Women’s Work?

I think the “nature versus nurture” question is not meaningful, because it treats them as independent factors, whereas in fact everything is nature and nurture.
—Kim Wallen, Samuel Candler Dobbs Professor of Psychiatry


Vol. 8 No. 1
September 2005

Return to Contents

Women's Work?
Gender Equity in the Hard Sciences at Emory

Harvard's promise

Gender in the hard science faculty ranks at Emory

Hard sciences faculty by gender at other institutions

"What's happening along the way? Why aren't women choosing academia proportionately, and why aren't women staying in academia?"

"I think the 'nature versus nurture' question is not meaningful, because it treats them as independent factors, whereas in fact everything is nature and nurture."

The Crisis in the Humanities
So what else is new?

Sweeping Away the Dust of Everyday Life
Jazz and the Emory Experience

The Diary and the Map
Sartre and Foucault on making sense of history

This Old Sarcophagus
Life, death, money and chemistry in the Carlos Museum


Academic Exchange: Describe some of your research into differences between males and females.

Kim Wallen: My theoretical viewpoint is that sex difference is a product of some underlying predisposition that gets shaped by experience. I think the “nature versus nurture” question is not meaningful, because it treats them as independent factors, whereas in fact everything is nature and nurture. For example, there’s a predisposition for human males to be taller, but if I take a male who is likely to be six feet tall and I restrict his diet for the first three years of life, he might wind up much shorter.

It’s also interesting that early studies suggested that young female monkeys were more submissive than males. But that difference is very much a product of social environment. When young males and females were allowed to interact for about 30 minutes each day without any adults around, males were more aggressive and females were more submissive. But in the presence of adults, you didn’t see that sex difference at all. That means there may be a bias for males to be more aggressive, but it doesn’t typically show up in real-world settings, only in a constrained, artificial setting.

AE: Do the patterns of behavior in monkeys also show up in humans?

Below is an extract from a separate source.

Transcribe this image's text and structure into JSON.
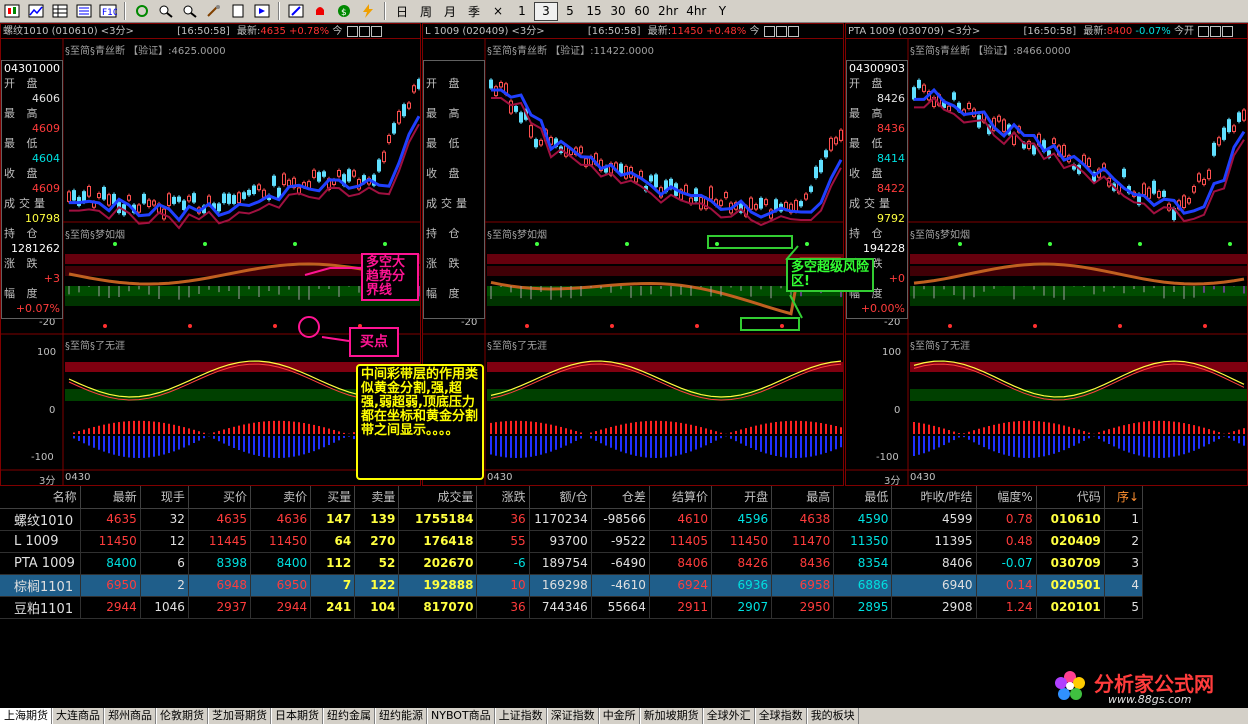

KW: Yes. In one study we let young monkeys interact with different types of toys, like trucks, cars, strollers, and stuffed animals. Males preferred wheeled toys and rarely plush toys. Females interacted with both types of toys. That’s an example where socialization doesn’t have any influence, just as I think the human toy preferences probably have little to do with true socialization. Humans also show a strong sex difference in toy preference. Boys tend to like things that they can manipulate and do things to. Girls like things they can interact with. It has nothing to do with the toys per se, but the preferred activities. Toys become sexually differentiated because they reflect this underlying bias that males and females have for certain kinds of activities.

AE: Can you give an example of how socialization influences performance by men and women?

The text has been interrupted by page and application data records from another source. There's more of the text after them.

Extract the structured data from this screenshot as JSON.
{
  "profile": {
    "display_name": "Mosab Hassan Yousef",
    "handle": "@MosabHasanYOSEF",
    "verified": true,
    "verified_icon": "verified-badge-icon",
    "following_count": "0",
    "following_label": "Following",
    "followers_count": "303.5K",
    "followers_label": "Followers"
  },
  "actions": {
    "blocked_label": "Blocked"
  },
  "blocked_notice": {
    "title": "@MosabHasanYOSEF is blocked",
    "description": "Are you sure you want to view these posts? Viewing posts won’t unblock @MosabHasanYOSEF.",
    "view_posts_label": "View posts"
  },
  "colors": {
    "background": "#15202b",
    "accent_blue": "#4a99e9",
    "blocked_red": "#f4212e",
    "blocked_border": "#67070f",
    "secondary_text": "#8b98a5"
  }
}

KW: When women who are very skilled in math take a math test and are told that the test was gender neutral, they perform well. But if you tell them that historically, men tend to outperform women, then the women performed poorly. The argument is that because women grew up in an environment where they’re attributed to have poorer math skills, they carry an internal stereotype of poor math ability. What’s strange is, according to the research, all one apparently has to do is tell a woman who has a lifetime of socialization of being poor in math that a math test is gender neutral, and all effects of that socialization go away.

AE: How do you approach a field that is so controversial?

KW: I think it’s important to know ways in which men and women differ and where differences come from. If there is a biological factor, as opposed to an educational bias, that causes males to do poorly on verbal tasks I’d like to know that. Just as important are the consequences of those differences and what you do with the information.

There was an experiment in which women and men were oriented to a flagpole outside, then walked into a building and led through twists and turns, then asked to draw where they were in relation to the flagpole. Everyone made some mistakes, but the error was much smaller for males. Even when maps were provided, males had significantly fewer errors. So maybe there’s some core internal navigation mechanism that is truly different between the sexes that allows men to keep their spatial orientation better. The question is how we react to those differences. We could create a training program that teaches women how to improve their orientation skills.

AE: Do you notice any differences between the way your male and female graduate students approach their work?

KW: One thing I’ve noticed is that all of my students, male or female, at some level are not very realistic about their abilities and think they’re not as bright as they really are. But one difference is that the women typically are more likely to voice that concern and anxiety, and they’re more likely to think that the men don’t feel the same way. To some extent, females tend to worry more and to be hyper-realistic about their skills and competencies. Guys often don’t seem to be so concerned or aware of where they fit in the competency scheme. That may reflect another underlying bias in the way males and females approach their lives.